10. That Moment You Rip Apart Water to Get Your Oxygen
In this lesson we look at the final three steps in the citric acid cycle with three goals in mind: 1) we need to invest another oxygen atom to allow the continued release of carbon dioxide in future turns of the cycle, 2) we need to reconstitute the alpha-keto group we lost during the formation of succinyl CoA to allow continued exchange with amino acids, and 3) we need to create an electron-deficient portion of the molecule that is able to accept the incoming acetyl group in the next turn of the cycle. In doing so, we look at the broader concept that water is the source of oxygen whenever we lack the oxygen we need to release carbons as carbon dioxide. This concept is critical to master to understand one of the most important differences between fat and carbohydrate: because of their different oxygen contents, they consume different amounts of water and generate different amounts of carbon dioxide in their metabolism. This impacts the functions of vitamin K and biotin, the stress we place on our lungs, and the delivery of oxygen to our muscles during exercise.
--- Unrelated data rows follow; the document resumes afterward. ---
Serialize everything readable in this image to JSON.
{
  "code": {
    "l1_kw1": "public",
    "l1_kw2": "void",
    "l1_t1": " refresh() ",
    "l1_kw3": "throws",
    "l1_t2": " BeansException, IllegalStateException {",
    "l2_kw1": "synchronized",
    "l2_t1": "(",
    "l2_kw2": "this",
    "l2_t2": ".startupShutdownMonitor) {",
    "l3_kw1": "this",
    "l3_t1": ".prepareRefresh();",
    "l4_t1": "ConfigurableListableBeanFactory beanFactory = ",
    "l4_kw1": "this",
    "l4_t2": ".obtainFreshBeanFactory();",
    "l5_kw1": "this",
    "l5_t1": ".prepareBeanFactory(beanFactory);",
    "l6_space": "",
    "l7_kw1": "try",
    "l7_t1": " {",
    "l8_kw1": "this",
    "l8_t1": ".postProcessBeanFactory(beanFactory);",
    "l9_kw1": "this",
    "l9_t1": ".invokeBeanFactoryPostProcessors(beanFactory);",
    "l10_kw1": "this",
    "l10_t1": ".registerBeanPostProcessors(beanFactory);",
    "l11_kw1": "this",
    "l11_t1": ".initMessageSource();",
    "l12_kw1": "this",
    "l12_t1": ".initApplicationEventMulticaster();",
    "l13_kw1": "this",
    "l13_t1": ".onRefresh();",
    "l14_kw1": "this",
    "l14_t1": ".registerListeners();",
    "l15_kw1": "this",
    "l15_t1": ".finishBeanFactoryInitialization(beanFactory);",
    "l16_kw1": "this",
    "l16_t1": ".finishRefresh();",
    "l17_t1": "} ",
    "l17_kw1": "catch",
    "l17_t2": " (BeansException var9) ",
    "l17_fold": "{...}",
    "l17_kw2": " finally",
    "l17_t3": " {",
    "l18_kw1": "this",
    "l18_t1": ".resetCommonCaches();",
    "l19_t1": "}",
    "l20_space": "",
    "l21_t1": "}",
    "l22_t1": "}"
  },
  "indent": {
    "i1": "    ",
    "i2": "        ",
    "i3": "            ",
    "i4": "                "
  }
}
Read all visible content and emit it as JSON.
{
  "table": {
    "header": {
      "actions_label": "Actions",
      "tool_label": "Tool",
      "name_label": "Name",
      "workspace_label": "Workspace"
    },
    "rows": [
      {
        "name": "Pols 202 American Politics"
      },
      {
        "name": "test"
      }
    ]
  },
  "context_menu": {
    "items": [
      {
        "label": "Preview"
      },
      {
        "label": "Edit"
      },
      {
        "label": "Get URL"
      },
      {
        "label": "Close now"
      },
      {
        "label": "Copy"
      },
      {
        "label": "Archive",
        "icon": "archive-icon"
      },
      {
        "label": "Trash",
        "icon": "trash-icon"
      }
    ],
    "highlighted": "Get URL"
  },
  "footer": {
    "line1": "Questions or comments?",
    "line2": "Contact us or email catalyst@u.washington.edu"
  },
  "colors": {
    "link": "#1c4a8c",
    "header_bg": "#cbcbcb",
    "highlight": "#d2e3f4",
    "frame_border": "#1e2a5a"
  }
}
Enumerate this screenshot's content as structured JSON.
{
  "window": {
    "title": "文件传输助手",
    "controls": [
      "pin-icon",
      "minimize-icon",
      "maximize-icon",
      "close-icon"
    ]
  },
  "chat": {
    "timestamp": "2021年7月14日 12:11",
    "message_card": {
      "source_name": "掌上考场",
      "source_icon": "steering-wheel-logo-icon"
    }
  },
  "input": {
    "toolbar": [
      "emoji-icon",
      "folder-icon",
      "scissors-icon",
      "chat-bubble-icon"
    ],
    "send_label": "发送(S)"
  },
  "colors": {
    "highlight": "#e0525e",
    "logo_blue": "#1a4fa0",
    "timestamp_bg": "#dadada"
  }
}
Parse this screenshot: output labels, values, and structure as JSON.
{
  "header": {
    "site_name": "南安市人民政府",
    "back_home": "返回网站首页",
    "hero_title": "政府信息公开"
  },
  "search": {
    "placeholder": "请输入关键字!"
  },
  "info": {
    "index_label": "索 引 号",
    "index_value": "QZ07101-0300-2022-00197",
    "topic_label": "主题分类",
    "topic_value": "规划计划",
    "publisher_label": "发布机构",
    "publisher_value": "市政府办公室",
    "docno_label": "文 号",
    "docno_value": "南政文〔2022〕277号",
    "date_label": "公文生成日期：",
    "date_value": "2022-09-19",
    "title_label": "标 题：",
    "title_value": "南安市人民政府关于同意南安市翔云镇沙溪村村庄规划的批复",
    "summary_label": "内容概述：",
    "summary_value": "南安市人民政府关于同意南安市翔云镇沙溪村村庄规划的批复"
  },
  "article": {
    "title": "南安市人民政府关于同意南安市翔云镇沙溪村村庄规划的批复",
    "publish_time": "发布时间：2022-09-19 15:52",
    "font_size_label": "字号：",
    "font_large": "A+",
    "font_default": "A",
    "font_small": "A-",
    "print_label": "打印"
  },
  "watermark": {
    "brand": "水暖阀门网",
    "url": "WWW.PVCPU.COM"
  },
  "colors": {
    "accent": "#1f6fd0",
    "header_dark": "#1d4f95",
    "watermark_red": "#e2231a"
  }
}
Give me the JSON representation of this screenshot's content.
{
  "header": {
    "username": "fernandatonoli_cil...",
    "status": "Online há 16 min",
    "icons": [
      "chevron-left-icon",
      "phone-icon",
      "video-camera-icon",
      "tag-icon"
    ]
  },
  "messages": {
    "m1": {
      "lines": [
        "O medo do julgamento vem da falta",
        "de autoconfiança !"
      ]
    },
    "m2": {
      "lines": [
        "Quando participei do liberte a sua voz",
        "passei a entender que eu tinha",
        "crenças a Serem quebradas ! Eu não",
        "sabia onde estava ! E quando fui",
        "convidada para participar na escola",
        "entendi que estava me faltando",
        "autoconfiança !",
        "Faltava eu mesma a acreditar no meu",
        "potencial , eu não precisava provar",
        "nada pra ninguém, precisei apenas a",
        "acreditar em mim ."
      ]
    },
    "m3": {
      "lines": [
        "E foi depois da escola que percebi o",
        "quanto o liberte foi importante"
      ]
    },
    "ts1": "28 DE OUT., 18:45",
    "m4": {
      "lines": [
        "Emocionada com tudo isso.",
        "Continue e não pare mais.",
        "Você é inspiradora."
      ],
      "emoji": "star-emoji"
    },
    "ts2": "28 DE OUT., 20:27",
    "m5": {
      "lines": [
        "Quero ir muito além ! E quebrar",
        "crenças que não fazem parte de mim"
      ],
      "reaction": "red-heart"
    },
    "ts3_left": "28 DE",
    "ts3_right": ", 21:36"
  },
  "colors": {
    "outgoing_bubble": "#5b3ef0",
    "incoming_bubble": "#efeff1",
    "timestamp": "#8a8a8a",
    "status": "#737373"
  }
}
We also look at the role of phosphate in “borrowing” oxygen from water, which will help us understand later why glycolysis is a source of water in the cell.